At Goldman Sachs, for example, the brand is at the very core of company’s culture, lived by each employee—a result of a conscious effort to integrate Marketing and HR efforts from strategy development to implementation. This is a key differentiator and one reason for its industry leadership. Internally, Marketing employees talk about cultural practices, not branding programs (a more effective way of engaging employees). Externally, Marketing highlights the elements of the Goldman Sachs culture that are most important to targeted customers. Brand and business alignment underscore the intense new-hire training program for all new Goldman Sachs employees by, among other things, explaining how the firm’s culture and values relate to the client experience. And continuous employee research ensures that company initiatives always meet employee and customer expectations.
Bridging the Gap Between Marketing and HR
Here’s how companies can bridge the gap between Marketing and HR, brand and culture, inside and outside, to better assimilate the brand internally.
Organizations need to start through a strategic alignment of company objectives, marketing and employee objectives, and, ultimately, communication to all constituents. Each department must develop respect for the other’s expertise. Meetings need to be held during which strategies are exchanged, synergies discussed, and overlaps resolved. The alignment is best developed around business objectives, not departmental objectives.
Once both departments are philosophically aligned, each one’s specific strategies must be discussed and agreed upon and shared objectives must be determined. One, for example, might be to generate employee excitement about recent company achievements or changes in strategic direction.
From there, it comes down to implementation: assessment of what needs to be done collectively and as individual functions. Once the tasks are outlined, a plan should be created detailing how the brand is reflected across all key initiatives, as well as the roll-out for each initiative.
While the execution of plans divides responsibilities between each department, there should be some joint management structure providing frequent assessments and course corrections. This can be a cross-departmental senior representative steering committee or a joint working group.
Brand alignment is critical for the implementation phase to be effective. To infuse brand into business practices, it needs to be related directly to employee benefits using language like, “If you act in this way, you will achieve these results.”
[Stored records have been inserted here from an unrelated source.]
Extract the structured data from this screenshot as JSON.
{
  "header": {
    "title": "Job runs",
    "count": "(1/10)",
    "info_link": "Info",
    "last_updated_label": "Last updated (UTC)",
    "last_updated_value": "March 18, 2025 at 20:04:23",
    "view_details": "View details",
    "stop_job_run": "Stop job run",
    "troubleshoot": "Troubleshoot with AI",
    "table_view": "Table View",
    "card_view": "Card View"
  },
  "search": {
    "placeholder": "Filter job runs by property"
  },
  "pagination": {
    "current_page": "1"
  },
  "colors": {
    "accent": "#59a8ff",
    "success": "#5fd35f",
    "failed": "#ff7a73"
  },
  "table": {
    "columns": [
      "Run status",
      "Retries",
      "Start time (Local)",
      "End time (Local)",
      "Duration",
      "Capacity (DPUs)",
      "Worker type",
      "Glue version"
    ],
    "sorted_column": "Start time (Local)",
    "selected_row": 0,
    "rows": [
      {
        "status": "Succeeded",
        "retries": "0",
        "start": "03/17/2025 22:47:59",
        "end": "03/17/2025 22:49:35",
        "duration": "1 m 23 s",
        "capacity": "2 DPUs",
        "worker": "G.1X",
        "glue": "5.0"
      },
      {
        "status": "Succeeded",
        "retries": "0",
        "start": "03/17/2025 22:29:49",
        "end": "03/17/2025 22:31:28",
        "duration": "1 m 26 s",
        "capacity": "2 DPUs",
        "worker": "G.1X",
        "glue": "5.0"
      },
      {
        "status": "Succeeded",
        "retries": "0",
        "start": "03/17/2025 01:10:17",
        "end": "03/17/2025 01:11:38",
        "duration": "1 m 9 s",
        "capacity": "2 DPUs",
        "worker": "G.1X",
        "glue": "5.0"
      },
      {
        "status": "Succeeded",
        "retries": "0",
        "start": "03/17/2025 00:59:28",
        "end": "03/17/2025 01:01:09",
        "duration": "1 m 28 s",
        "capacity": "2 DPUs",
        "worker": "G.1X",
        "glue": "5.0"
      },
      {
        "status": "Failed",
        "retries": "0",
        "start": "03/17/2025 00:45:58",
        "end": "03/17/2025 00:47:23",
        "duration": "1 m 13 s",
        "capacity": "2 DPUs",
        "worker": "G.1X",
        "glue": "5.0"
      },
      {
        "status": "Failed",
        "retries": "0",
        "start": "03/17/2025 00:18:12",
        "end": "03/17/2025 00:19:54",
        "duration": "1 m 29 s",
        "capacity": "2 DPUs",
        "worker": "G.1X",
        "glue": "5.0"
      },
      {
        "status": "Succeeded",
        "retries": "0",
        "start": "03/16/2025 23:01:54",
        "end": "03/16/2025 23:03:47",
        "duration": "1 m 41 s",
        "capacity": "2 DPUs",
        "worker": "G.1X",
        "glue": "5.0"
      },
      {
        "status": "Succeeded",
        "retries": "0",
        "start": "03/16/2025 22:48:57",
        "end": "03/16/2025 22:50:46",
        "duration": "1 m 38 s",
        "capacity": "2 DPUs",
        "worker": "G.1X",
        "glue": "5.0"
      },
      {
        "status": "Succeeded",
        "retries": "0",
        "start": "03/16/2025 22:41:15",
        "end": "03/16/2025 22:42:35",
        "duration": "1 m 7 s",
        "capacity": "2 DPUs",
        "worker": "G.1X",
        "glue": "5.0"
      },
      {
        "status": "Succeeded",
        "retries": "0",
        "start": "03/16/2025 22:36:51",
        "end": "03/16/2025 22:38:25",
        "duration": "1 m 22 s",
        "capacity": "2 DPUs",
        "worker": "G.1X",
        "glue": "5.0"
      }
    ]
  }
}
It’s also essential for Marketing to internally share the company’s promises with employees before communicating with the external market. BMW has had great success motivating employees by sharing its advertising campaigns with employees before they hit the general market. Successful brand alignment will help employees and the company as a whole to naturally act on-brand with an on-brand customer experience to follow.
The monitoring and management of HR and Marketing’s collaborative efforts is ongoing, and the two should provide updates on progress and relevant information regularly. While HR should continue to monitor the pulse of employees, Marketing must stay focused to deliver against the needs of the company’s stakeholders.
HR and Marketing might not be natural bedfellows, but experience proves their cooperation increases successful recruiting, overall employee understanding and support of the brand. With a simple formula of communication and coordination, companies can create a strong foundation to build a compelling brand, a strong culture and drive significant business impact.
About the Author(s)
Jeff Smith (firstname.lastname@example.org) is a partner in the Chicago office of Prophet (www.prophet.com), a management consultancy specializing in integrating business, brand and marketing strategies.